Exercise input →
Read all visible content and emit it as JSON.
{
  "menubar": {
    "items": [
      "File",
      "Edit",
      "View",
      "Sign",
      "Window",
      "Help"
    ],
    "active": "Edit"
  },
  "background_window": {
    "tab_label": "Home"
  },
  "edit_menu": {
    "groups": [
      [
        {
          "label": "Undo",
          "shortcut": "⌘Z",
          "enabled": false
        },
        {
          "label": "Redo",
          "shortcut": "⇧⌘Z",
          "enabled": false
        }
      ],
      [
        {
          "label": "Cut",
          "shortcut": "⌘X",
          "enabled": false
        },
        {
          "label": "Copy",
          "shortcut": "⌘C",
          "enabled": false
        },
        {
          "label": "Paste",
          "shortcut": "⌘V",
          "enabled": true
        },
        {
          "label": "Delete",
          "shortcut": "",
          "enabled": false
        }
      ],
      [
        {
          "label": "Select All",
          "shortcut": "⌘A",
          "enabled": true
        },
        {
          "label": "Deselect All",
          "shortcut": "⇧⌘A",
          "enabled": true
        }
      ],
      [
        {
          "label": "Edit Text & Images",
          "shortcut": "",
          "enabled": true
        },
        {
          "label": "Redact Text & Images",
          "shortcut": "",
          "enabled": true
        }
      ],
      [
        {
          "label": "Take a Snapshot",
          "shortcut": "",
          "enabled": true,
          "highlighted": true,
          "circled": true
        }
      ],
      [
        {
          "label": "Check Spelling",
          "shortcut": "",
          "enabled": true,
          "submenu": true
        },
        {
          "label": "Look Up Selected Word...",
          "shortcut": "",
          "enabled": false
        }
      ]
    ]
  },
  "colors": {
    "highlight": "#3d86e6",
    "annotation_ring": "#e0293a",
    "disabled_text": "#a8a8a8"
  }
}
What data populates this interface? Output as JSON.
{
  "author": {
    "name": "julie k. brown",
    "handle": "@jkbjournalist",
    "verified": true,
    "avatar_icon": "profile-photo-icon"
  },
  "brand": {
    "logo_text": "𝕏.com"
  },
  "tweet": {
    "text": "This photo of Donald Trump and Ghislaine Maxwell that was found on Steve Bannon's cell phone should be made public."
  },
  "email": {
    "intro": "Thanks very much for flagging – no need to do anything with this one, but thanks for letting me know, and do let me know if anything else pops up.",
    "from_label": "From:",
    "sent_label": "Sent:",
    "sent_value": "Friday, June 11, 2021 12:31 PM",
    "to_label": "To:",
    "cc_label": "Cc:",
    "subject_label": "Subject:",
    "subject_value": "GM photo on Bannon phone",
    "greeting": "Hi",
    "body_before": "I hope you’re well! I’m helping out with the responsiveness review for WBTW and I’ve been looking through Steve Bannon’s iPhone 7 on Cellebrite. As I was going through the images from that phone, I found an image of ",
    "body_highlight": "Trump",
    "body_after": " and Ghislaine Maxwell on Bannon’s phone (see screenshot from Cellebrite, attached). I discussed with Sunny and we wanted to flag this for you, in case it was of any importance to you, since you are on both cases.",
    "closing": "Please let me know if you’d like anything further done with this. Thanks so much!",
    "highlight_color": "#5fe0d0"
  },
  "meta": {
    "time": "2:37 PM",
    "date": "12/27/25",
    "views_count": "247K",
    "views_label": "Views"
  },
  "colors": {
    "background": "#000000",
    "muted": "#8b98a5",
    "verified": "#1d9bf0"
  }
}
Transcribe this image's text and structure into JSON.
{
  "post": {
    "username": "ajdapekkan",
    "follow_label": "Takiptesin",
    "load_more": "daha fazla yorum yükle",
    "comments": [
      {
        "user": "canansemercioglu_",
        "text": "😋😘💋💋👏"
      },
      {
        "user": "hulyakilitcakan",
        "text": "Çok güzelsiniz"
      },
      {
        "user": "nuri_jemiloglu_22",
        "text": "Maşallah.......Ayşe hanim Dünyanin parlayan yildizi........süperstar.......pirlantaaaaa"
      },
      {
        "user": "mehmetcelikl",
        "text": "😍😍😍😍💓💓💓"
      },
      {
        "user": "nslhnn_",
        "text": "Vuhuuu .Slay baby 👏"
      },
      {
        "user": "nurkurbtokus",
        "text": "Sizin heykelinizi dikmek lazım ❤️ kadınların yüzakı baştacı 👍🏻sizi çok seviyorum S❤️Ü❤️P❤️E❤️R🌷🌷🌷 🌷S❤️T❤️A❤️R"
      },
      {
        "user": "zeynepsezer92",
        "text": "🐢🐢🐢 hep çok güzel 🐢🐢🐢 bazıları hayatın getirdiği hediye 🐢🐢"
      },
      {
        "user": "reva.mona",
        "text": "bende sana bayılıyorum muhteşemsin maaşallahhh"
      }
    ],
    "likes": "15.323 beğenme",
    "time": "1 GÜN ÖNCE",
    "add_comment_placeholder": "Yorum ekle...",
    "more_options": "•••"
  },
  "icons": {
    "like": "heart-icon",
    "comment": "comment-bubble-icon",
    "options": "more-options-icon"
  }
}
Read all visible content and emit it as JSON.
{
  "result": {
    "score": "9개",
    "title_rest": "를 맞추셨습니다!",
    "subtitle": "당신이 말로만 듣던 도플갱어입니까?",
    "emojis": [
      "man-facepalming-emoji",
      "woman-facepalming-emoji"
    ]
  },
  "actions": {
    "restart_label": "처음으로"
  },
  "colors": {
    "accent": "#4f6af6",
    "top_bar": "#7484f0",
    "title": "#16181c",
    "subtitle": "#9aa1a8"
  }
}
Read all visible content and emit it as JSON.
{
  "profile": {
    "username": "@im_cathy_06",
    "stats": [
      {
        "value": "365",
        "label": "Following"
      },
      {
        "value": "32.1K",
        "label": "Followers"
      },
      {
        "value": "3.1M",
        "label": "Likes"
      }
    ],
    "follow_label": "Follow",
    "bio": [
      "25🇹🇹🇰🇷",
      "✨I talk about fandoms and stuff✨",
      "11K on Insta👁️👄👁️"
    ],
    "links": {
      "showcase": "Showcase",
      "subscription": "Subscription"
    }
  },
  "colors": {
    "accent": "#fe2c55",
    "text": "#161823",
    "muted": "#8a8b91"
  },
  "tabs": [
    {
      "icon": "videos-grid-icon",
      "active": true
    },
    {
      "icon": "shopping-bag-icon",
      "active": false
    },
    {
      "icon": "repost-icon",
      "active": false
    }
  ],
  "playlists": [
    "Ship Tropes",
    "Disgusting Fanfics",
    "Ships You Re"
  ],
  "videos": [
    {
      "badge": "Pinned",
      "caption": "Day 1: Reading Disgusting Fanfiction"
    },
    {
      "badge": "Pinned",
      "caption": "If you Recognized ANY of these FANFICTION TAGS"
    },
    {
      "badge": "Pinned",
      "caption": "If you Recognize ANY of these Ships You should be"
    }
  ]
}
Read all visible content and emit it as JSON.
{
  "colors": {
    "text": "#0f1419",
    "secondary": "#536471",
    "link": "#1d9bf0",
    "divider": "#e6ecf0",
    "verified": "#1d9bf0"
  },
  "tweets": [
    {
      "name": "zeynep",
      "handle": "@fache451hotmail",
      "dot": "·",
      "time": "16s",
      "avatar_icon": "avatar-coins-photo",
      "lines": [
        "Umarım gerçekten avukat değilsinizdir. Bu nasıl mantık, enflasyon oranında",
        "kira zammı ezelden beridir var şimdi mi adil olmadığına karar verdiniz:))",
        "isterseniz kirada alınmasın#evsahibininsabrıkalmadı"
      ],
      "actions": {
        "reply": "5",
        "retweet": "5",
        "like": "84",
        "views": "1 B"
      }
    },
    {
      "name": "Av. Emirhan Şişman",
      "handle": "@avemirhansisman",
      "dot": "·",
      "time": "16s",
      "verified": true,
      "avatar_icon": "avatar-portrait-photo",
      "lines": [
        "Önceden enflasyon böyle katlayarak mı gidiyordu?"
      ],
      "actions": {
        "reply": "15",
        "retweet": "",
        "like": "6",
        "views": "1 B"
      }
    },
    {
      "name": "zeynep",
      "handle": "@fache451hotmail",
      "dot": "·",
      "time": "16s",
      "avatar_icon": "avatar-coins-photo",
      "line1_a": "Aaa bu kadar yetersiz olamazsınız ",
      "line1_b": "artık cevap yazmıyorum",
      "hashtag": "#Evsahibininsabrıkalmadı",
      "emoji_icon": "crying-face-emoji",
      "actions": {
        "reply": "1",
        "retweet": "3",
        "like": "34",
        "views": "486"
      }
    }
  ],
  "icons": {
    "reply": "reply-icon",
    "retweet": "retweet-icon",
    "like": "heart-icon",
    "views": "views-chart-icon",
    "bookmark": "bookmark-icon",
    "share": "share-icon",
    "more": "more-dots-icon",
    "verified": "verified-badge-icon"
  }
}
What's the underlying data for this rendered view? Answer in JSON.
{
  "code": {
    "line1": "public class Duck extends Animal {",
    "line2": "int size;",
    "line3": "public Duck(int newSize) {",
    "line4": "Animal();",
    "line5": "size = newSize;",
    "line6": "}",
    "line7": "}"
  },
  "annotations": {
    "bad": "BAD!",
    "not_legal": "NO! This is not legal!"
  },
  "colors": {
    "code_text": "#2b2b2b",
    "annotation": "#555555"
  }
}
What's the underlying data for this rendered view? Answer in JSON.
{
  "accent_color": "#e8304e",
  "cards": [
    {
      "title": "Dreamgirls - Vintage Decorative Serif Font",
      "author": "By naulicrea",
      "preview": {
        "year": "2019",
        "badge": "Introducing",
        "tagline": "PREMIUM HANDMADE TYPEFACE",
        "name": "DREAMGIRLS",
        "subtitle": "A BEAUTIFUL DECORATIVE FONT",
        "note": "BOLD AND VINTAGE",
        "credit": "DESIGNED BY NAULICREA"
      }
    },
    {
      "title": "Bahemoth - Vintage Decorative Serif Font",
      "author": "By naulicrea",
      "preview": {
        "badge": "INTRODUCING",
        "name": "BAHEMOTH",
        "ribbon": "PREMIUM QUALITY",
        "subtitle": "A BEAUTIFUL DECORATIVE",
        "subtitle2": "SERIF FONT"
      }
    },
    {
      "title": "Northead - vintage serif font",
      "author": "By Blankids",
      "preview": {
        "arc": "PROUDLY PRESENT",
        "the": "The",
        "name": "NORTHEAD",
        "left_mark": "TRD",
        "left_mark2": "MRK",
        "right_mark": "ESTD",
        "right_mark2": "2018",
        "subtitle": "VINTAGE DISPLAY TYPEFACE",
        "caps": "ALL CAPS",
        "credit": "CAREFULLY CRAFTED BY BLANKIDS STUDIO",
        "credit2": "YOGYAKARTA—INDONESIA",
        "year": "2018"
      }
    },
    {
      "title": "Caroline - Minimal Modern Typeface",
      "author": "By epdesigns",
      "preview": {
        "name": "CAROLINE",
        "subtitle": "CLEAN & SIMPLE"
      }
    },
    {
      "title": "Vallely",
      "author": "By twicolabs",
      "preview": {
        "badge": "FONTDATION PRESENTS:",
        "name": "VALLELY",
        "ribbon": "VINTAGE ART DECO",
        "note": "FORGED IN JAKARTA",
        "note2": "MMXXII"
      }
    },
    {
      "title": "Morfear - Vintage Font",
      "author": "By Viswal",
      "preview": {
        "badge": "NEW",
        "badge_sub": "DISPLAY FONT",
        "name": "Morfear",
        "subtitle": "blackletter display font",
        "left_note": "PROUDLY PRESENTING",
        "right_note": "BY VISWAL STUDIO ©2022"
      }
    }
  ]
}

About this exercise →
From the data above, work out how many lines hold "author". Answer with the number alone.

Task answer →
7